Re: early years/alternative model
From: 'Judith Wisdom (wisdompobox.upenn.edu)
Date: Fri, 27 Oct 1995 05:21:09 -0500
As many of you know I'm new to the cohousing concept and neither have 
experience (direct) with it nor have done vast reading.  But, heh.

I've engaged in a mini-private discussion not of early years or even 
small in numbers issue but about the suspicion that some places have 
subcultures/geists/ethos that are not as open to concepts like 
cohousing.  Frankly I firmly believe this, and that cohousing is only one 
of a cluster of cultural formations certain places are very conservative 
about.

Since I think Philly is one of those places (I was born and raised here 
and fortunately have lived elsewhere) I was thinking that maybe, just 
maybe, if I'm right, that cohousing has to make some adaptations.

Here's where I'm scared some on the list will get upset and rail that 
what I'm saying isn't cohousing.  Okay, let's say it's cohousing 
inspired, or the closest some places can come to cohousing.

My thought is that in such places maybe the thing to do is to find a 
neighborhood that's appealing in terms of look and other residents and 
all the other things that would draw you to live there (and establish if 
it were possible) a real traditional coho community, even if it were not 
built from scratch.  Then, instead of finding contiguous properties and a 
common house, say in a circle or such, form a tight coho group and each 
family unit purchase separate properties on several (if in the city and 
that's what I'm thinking) streets nearby each other (or, if possible, one 
street).  If there is enough $s buy one for a common house. 

And stick together re dinners, meetings, group purchases, and all the rest.

I offer this because it could (I think--no vast or really any experience 
except life in regular neighborhoods) even draw in other like-minded folks.
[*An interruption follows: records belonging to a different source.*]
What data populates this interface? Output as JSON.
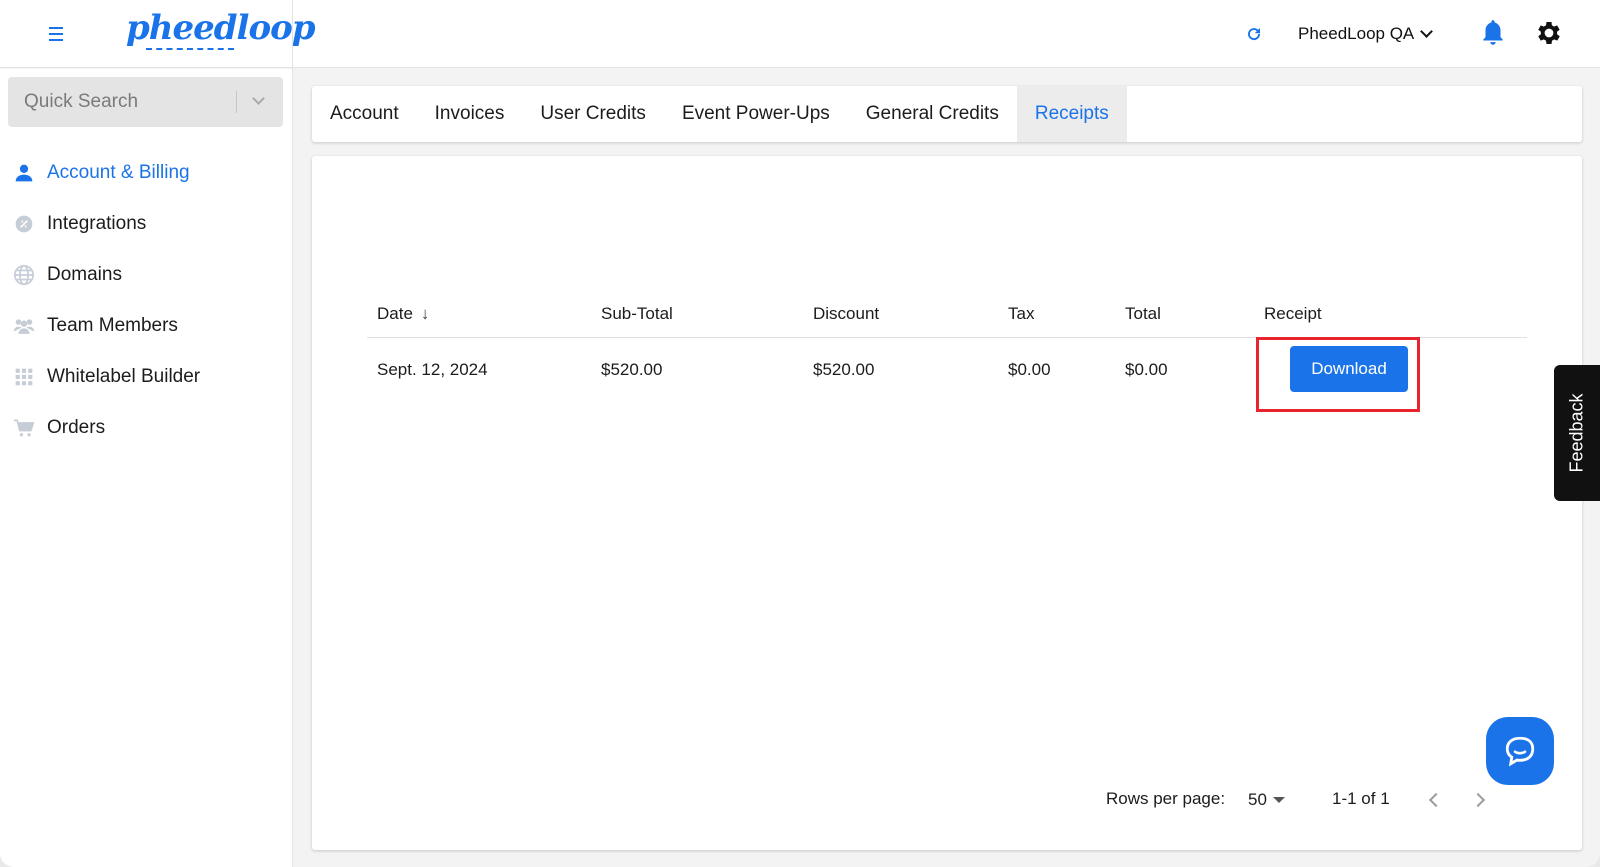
{
  "header": {
    "logo_text": "pheedloop",
    "account_name": "PheedLoop QA"
  },
  "sidebar": {
    "search_placeholder": "Quick Search",
    "items": [
      {
        "label": "Account & Billing",
        "icon": "person-icon",
        "active": true
      },
      {
        "label": "Integrations",
        "icon": "integrations-icon",
        "active": false
      },
      {
        "label": "Domains",
        "icon": "globe-icon",
        "active": false
      },
      {
        "label": "Team Members",
        "icon": "team-icon",
        "active": false
      },
      {
        "label": "Whitelabel Builder",
        "icon": "grid-icon",
        "active": false
      },
      {
        "label": "Orders",
        "icon": "cart-icon",
        "active": false
      }
    ]
  },
  "tabs": [
    {
      "label": "Account",
      "active": false
    },
    {
      "label": "Invoices",
      "active": false
    },
    {
      "label": "User Credits",
      "active": false
    },
    {
      "label": "Event Power-Ups",
      "active": false
    },
    {
      "label": "General Credits",
      "active": false
    },
    {
      "label": "Receipts",
      "active": true
    }
  ],
  "table": {
    "columns": [
      "Date",
      "Sub-Total",
      "Discount",
      "Tax",
      "Total",
      "Receipt"
    ],
    "sort_column": "Date",
    "sort_direction": "descending",
    "rows": [
      {
        "date": "Sept. 12, 2024",
        "subtotal": "$520.00",
        "discount": "$520.00",
        "tax": "$0.00",
        "total": "$0.00",
        "action": "Download"
      }
    ]
  },
  "pagination": {
    "rows_per_page_label": "Rows per page:",
    "rows_per_page": "50",
    "range": "1-1 of 1"
  },
  "feedback_label": "Feedback",
  "colors": {
    "accent": "#1a73e8",
    "highlight": "#e8252f"
  }
}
I have in mind several very "neighborhoody" areas in Phila.  Places where 
the sort of people who tend to be drawn (now) to coho already live.

Don't tar and feather me please.

Oh, one other virtue.  People might be more willing to join because in 
such an arrangement it might be that each unit might be easier to resell 
should someone want to.  And I suspect that's something that keeps some 
families/individuals out.  Not because of nonaffinity to coho, but 
because of the realities of modern life.

This overlaps, I think, with Russell M's notions of turning neighborhood 
into places that have the virtue of coho.  But this goes a step further.  
Coho is embedded in the neighborhood, with distinct relationship 
connections, but also with possibilities for interaction and absorption.

I hope this doesn't cause an earthquake in Denmark.  And I full well know 
this is not a traditional approach and know,too, some wouldn't call this 
coho.

But it's coho-like.  It ain't just buying a house and living in the 
isolation many of us now live.  By a long shot.

Judith Wisdom   wisdom [at] pobox.upenn.edu

Results generated by Tiger Technologies Web hosting using MHonArc.